Most of the venture-capital money being raised is continuing to concentrate in the hands of a few big players, according to a report released this week from the National Venture Capital Association in collaboration with Thomson Reuters. In the first three months of 2013, 57 percent of the total private venture-capital fundraising was accomplished by five venture-capital funds at the top, the report says. Lately, it isn't unusual to see the majority of funding go to the biggest firms. In the second quarter of 2012, five private venture-capital firms raised 80 percent of the funds raised in the three-month period.
Institutional investors are backing the biggest venture-capital firms because they are turning a profit. They are also backing the smallest venture-capital firms because they want to have a finger in the early-stage funds that are narrowly focused on a specific, emerging trend, says John Taylor, head of research for the NVCA, an industry group based in Alexandria, Va. As investors pool resources into the two ends of the market, midsize firms are stuck.
Also, the number of private venture-capital firms doing any fundraising at all has been shrinking. In the first quarter of 2013, 35 venture capital funds raised $4.1 billion. In the first quarter of 2012, 53 venture capital funds raised $4.7 billion. Looking further back, in the first quarter of 2011, 49 venture capital funds raised $8.1 billion. Several large funds have ducked out of the market completely this year and won’t return until 2014 and beyond, John Taylor, NVCA's head of research, says in a statement.
That’s because venture capital firms can’t go out to their investors or limited partners and ask for more money until they return money from the last fund. "That has been challenging for a number of firms,” says Emily Mendell, vice president of communications at NVCA. The system feeds on itself: Those firms that fund startups which turn a profit quickly are able to go out and get more money to invest quickly.
Those venture-capital firms stuck with startups unable to exit successfully are in a holding pattern. Part of what is keeping midsize private venture-capital funds sidelined is the weak exit market, according to Taylor. The exit market includes both initial public offerings and mergers and acquisitions. Last week, the NVCA reported that there were eight venture-backed IPOs during the first quarter of 2013, representing a 58 percent decline compared to the first quarter of 2012. Also, in the first three months of 2013, 77 merger-and-acquisition deals with venture-backed companies were reported, a 32 percent drop from the first quarter of 2012.
The shift doesn’t mean that venture-capital funding is drying up. Corporate venture capital investors, from such companies as Intel, Nike and Pfizer have been stepping into the market. These corporate venture-capital investors don’t need to fundraise and their available funds are not part of NVCA’s fundraising data.
What will happen to the mid-level venture capital firms remains to be seen. Many need to exit their existing holdings and continue fundraising. "But the clock is ticking on all of that,” Taylor says. In the meantime, Taylor expects the gap in funding left by midsize firms to be filled by smaller funds pooling together to support a larger company or the biggest firms making smaller investments in smaller companies. “That middle gap [will] eventually get covered by the big firms reaching down and the small firms forming syndicates and reaching up,” he says.

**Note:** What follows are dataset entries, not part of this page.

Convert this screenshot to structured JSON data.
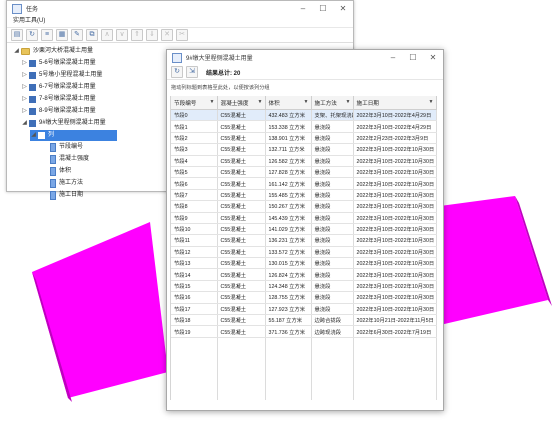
{
  "back_window": {
    "title": "任务",
    "menu": "实用工具(U)",
    "tree": {
      "root": "沙栗河大桥混凝土用量",
      "items": [
        "5-6号墩梁混凝土用量",
        "5号墩小里程混凝土用量",
        "6-7号墩梁混凝土用量",
        "7-8号墩梁混凝土用量",
        "8-9号墩梁混凝土用量",
        "9#墩大里程侧混凝土用量"
      ],
      "child": "列",
      "columns": [
        "节段编号",
        "混凝土强度",
        "体积",
        "施工方法",
        "施工日期"
      ]
    }
  },
  "front_window": {
    "title": "9#墩大里程侧混凝土用量",
    "summary": "结果总计: 20",
    "hint": "拖动列标题到表格至此处，以便按该列分组",
    "columns": [
      "节段编号",
      "混凝土强度",
      "体积",
      "施工方法",
      "施工日期"
    ],
    "rows": [
      [
        "节段0",
        "C55混凝土",
        "432.483 立方米",
        "支架、托架现浇段",
        "2022年3月10日-2022年4月29日"
      ],
      [
        "节段1",
        "C55混凝土",
        "153.338 立方米",
        "悬浇段",
        "2022年3月10日-2022年4月29日"
      ],
      [
        "节段2",
        "C55混凝土",
        "138.901 立方米",
        "悬浇段",
        "2022年2月23日-2022年3月9日"
      ],
      [
        "节段3",
        "C55混凝土",
        "132.711 立方米",
        "悬浇段",
        "2022年3月10日-2022年10月30日"
      ],
      [
        "节段4",
        "C55混凝土",
        "126.582 立方米",
        "悬浇段",
        "2022年3月10日-2022年10月30日"
      ],
      [
        "节段5",
        "C55混凝土",
        "127.828 立方米",
        "悬浇段",
        "2022年3月10日-2022年10月30日"
      ],
      [
        "节段6",
        "C55混凝土",
        "161.142 立方米",
        "悬浇段",
        "2022年3月10日-2022年10月30日"
      ],
      [
        "节段7",
        "C55混凝土",
        "155.485 立方米",
        "悬浇段",
        "2022年3月10日-2022年10月30日"
      ],
      [
        "节段8",
        "C55混凝土",
        "150.267 立方米",
        "悬浇段",
        "2022年3月10日-2022年10月30日"
      ],
      [
        "节段9",
        "C55混凝土",
        "145.439 立方米",
        "悬浇段",
        "2022年3月10日-2022年10月30日"
      ],
      [
        "节段10",
        "C55混凝土",
        "141.029 立方米",
        "悬浇段",
        "2022年3月10日-2022年10月30日"
      ],
      [
        "节段11",
        "C55混凝土",
        "136.231 立方米",
        "悬浇段",
        "2022年3月10日-2022年10月30日"
      ],
      [
        "节段12",
        "C55混凝土",
        "133.572 立方米",
        "悬浇段",
        "2022年3月10日-2022年10月30日"
      ],
      [
        "节段13",
        "C55混凝土",
        "130.015 立方米",
        "悬浇段",
        "2022年3月10日-2022年10月30日"
      ],
      [
        "节段14",
        "C55混凝土",
        "126.824 立方米",
        "悬浇段",
        "2022年3月10日-2022年10月30日"
      ],
      [
        "节段15",
        "C55混凝土",
        "124.348 立方米",
        "悬浇段",
        "2022年3月10日-2022年10月30日"
      ],
      [
        "节段16",
        "C55混凝土",
        "128.755 立方米",
        "悬浇段",
        "2022年3月10日-2022年10月30日"
      ],
      [
        "节段17",
        "C55混凝土",
        "127.923 立方米",
        "悬浇段",
        "2022年3月10日-2022年10月30日"
      ],
      [
        "节段18",
        "C55混凝土",
        "55.187 立方米",
        "边跨合拢段",
        "2022年10月21日-2022年11月5日"
      ],
      [
        "节段19",
        "C55混凝土",
        "371.736 立方米",
        "边跨现浇段",
        "2022年6月30日-2022年7月19日"
      ]
    ]
  },
  "colors": {
    "slab": "#ff00ff",
    "slab_shade": "#b800b8",
    "selection": "#3c82e0"
  }
}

As the venture-capital industry shifts, entrepreneurs will need to be especially savvy about selecting the right funding partner. Be sure to pitch your startup idea to a venture-capital firm that specializes in your industry. “The matching up is absolutely key as a first step because an entrepreneur is wasting his or her time if they go to a firm that is not a fit,” Taylor says.
Have you been seeking a mid-level venture-capital investment? What has your experience been like? Leave a note below and let us know.
Catherine Clifford is senior entrepreneurship writer at CNBC. She was formerly a senior writer at Entrepreneur.com, the small business reporter at CNNMoney and an assistant in the New York bureau for CNN. Clifford attended Columbia University where she earned a bachelor's degree. She lives in Brooklyn, N.Y. You can follow her on Twitter at @CatClifford.